The rise in U.S. oil production since output bottomed out at the end of last summer has been swift. Since September, U.S. production has climbed roughly 125,000 bpd on average each month, pushing total production above 9 million barrels per day. That is a much faster pace of growth than the original shale boom that began years ago (the corresponding period for the 2011-2014 shale boom saw monthly growth of just 93,000 bpd). The estimations are quite positive for shale drilling: shale production may add from 400,000 bpd up to 900,000 bpd by the end of 2017, which may significantly offset the OPEC cuts too. Looking for the compromise, OPEC has moved to bring U.S. shale producers and hedge funds into widening talks about how best to tame a global oil glut. The group held unprecedented talks with fund executives and shale producers in Houston this week.
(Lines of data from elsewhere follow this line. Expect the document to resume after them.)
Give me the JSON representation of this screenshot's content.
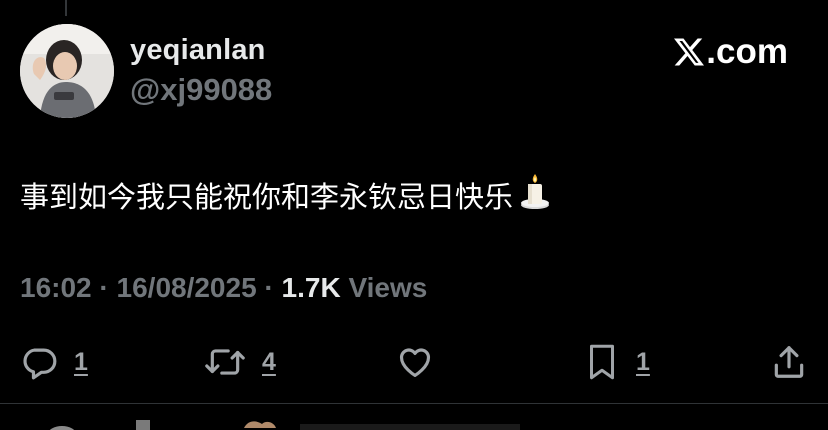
{
  "user": {
    "display_name": "yeqianlan",
    "handle": "@xj99088"
  },
  "brand": {
    "text": ".com"
  },
  "tweet": {
    "text": "事到如今我只能祝你和李永钦忌日快乐",
    "emoji_icon": "candle-icon"
  },
  "meta": {
    "time": "16:02",
    "date": "16/08/2025",
    "separator": " · ",
    "views_count": "1.7K",
    "views_label": " Views"
  },
  "actions": {
    "reply_count": "1",
    "retweet_count": "4",
    "bookmark_count": "1"
  },
  "colors": {
    "background": "#000000",
    "primary_text": "#e7e9ea",
    "secondary_text": "#71767b",
    "divider": "#2f3336"
  }
}
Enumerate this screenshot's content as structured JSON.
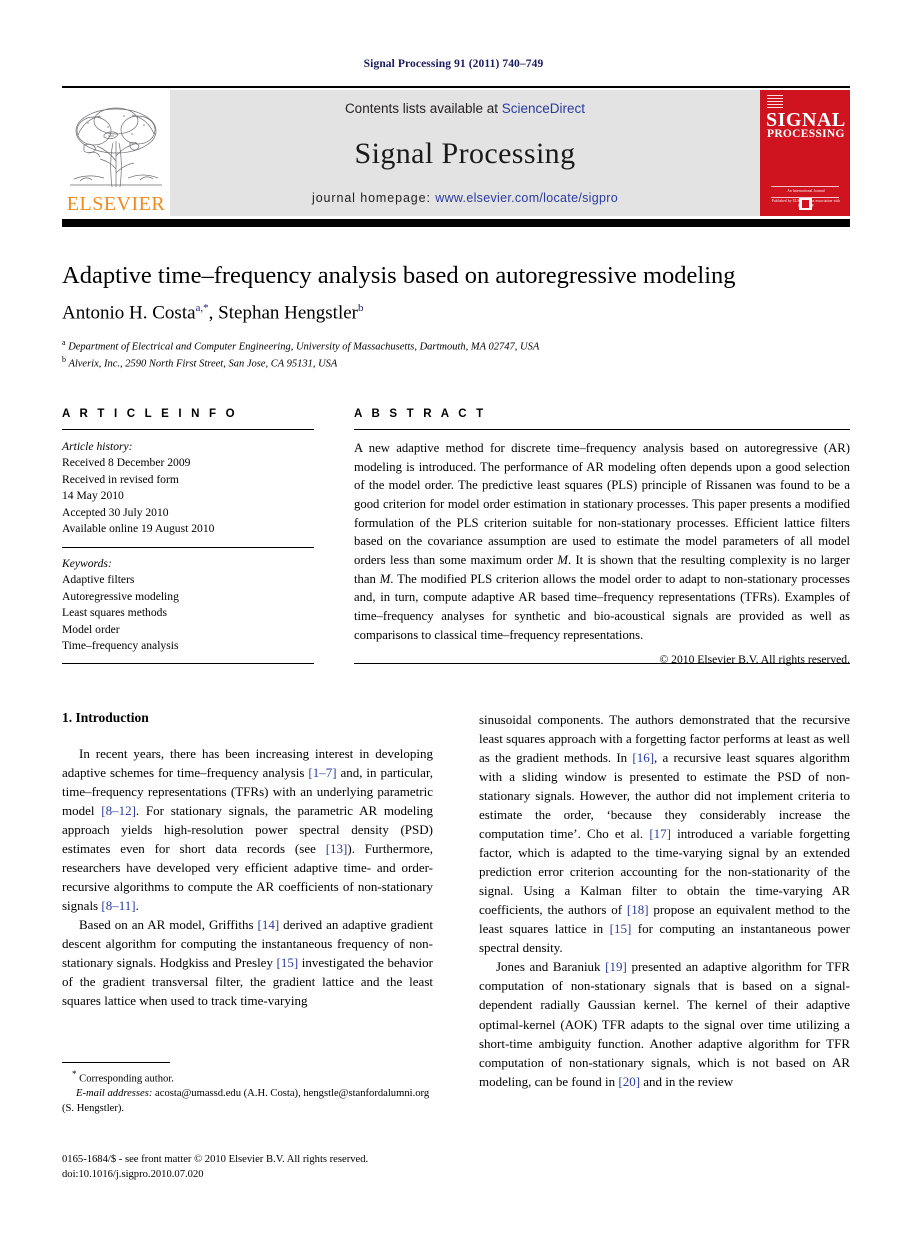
{
  "running_head": "Signal Processing 91 (2011) 740–749",
  "masthead": {
    "contents_prefix": "Contents lists available at ",
    "sciencedirect": "ScienceDirect",
    "journal_name": "Signal Processing",
    "homepage_prefix": "journal homepage: ",
    "homepage_url": "www.elsevier.com/locate/sigpro",
    "publisher_wordmark": "ELSEVIER",
    "cover": {
      "title_line1": "SIGNAL",
      "title_line2": "PROCESSING",
      "subtitle": "An International Journal",
      "imprint_note": "Published by ELSEVIER in association with EURASIP"
    },
    "colors": {
      "link_blue": "#2a3a9e",
      "banner_gray": "#e3e3e3",
      "cover_red": "#cf1420",
      "elsevier_orange": "#f08a1c"
    }
  },
  "article": {
    "title": "Adaptive time–frequency analysis based on autoregressive modeling",
    "authors_part1": "Antonio H. Costa",
    "authors_sup1": "a,*",
    "authors_part2": ", Stephan Hengstler",
    "authors_sup2": "b",
    "affiliations": [
      {
        "marker": "a",
        "text": "Department of Electrical and Computer Engineering, University of Massachusetts, Dartmouth, MA 02747, USA"
      },
      {
        "marker": "b",
        "text": "Alverix, Inc., 2590 North First Street, San Jose, CA 95131, USA"
      }
    ]
  },
  "article_info": {
    "heading": "A R T I C L E   I N F O",
    "history_label": "Article history:",
    "history": [
      "Received 8 December 2009",
      "Received in revised form",
      "14 May 2010",
      "Accepted 30 July 2010",
      "Available online 19 August 2010"
    ],
    "keywords_label": "Keywords:",
    "keywords": [
      "Adaptive filters",
      "Autoregressive modeling",
      "Least squares methods",
      "Model order",
      "Time–frequency analysis"
    ]
  },
  "abstract": {
    "heading": "A B S T R A C T",
    "text_1": "A new adaptive method for discrete time–frequency analysis based on autoregressive (AR) modeling is introduced. The performance of AR modeling often depends upon a good selection of the model order. The predictive least squares (PLS) principle of Rissanen was found to be a good criterion for model order estimation in stationary processes. This paper presents a modified formulation of the PLS criterion suitable for non-stationary processes. Efficient lattice filters based on the covariance assumption are used to estimate the model parameters of all model orders less than some maximum order ",
    "em_1": "M",
    "text_2": ". It is shown that the resulting complexity is no larger than ",
    "em_2": "M",
    "text_3": ". The modified PLS criterion allows the model order to adapt to non-stationary processes and, in turn, compute adaptive AR based time–frequency representations (TFRs). Examples of time–frequency analyses for synthetic and bio-acoustical signals are provided as well as comparisons to classical time–frequency representations.",
    "copyright": "© 2010 Elsevier B.V. All rights reserved."
  },
  "body": {
    "section_number_title": "1.  Introduction",
    "left_column": {
      "paragraph_1": {
        "s1": "In recent years, there has been increasing interest in developing adaptive schemes for time–frequency analysis ",
        "c1": "[1–7]",
        "s2": " and, in particular, time–frequency representations (TFRs) with an underlying parametric model ",
        "c2": "[8–12]",
        "s3": ". For stationary signals, the parametric AR modeling approach yields high-resolution power spectral density (PSD) estimates even for short data records (see ",
        "c3": "[13]",
        "s4": "). Furthermore, researchers have developed very efficient adaptive time- and order-recursive algorithms to compute the AR coefficients of non-stationary signals ",
        "c4": "[8–11]",
        "s5": "."
      },
      "paragraph_2": {
        "s1": "Based on an AR model, Griffiths ",
        "c1": "[14]",
        "s2": " derived an adaptive gradient descent algorithm for computing the instantaneous frequency of non-stationary signals. Hodgkiss and Presley ",
        "c2": "[15]",
        "s3": " investigated the behavior of the gradient transversal filter, the gradient lattice and the least squares lattice when used to track time-varying"
      }
    },
    "right_column": {
      "paragraph_1": {
        "s1": "sinusoidal components. The authors demonstrated that the recursive least squares approach with a forgetting factor performs at least as well as the gradient methods. In ",
        "c1": "[16]",
        "s2": ", a recursive least squares algorithm with a sliding window is presented to estimate the PSD of non-stationary signals. However, the author did not implement criteria to estimate the order, ‘because they considerably increase the computation time’. Cho et al. ",
        "c2": "[17]",
        "s3": " introduced a variable forgetting factor, which is adapted to the time-varying signal by an extended prediction error criterion accounting for the non-stationarity of the signal. Using a Kalman filter to obtain the time-varying AR coefficients, the authors of ",
        "c3": "[18]",
        "s4": " propose an equivalent method to the least squares lattice in ",
        "c4": "[15]",
        "s5": " for computing an instantaneous power spectral density."
      },
      "paragraph_2": {
        "s1": "Jones and Baraniuk ",
        "c1": "[19]",
        "s2": " presented an adaptive algorithm for TFR computation of non-stationary signals that is based on a signal-dependent radially Gaussian kernel. The kernel of their adaptive optimal-kernel (AOK) TFR adapts to the signal over time utilizing a short-time ambiguity function. Another adaptive algorithm for TFR computation of non-stationary signals, which is not based on AR modeling, can be found in ",
        "c2": "[20]",
        "s3": " and in the review"
      }
    }
  },
  "footnotes": {
    "corresponding_marker": "*",
    "corresponding_text": " Corresponding author.",
    "email_label": "E-mail addresses:",
    "email_text": " acosta@umassd.edu (A.H. Costa), hengstle@stanfordalumni.org (S. Hengstler).",
    "imprint_line1": "0165-1684/$ - see front matter © 2010 Elsevier B.V. All rights reserved.",
    "imprint_line2": "doi:10.1016/j.sigpro.2010.07.020"
  }
}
China aims to expand its economy by around 6.5 percent this year, which is lower than the 6.7 percent growth achieved last year – another factor pushing fuel prices down. China also plans to cut steel and coal output this year in an effort to tackle pollution while China’s newly appointed banking regulator vowed on to strengthen supervision of the lending sector.

All in all, OPEC’s supply-cut deal and rebound in U.S. drilling activity – two main drivers on global fuel market – continue neutralizing each other despite of some single-moment fluctuations. We expect irregular changes will prevail in bunker prices’ evolution next week.

All prices stated in USD / Mton
All time high Brent = $147.50 (July 11, 2008)
All time high Light crude (WTI) = $147.27 (July 11, 2008)

Source: Marine Bunker Exchange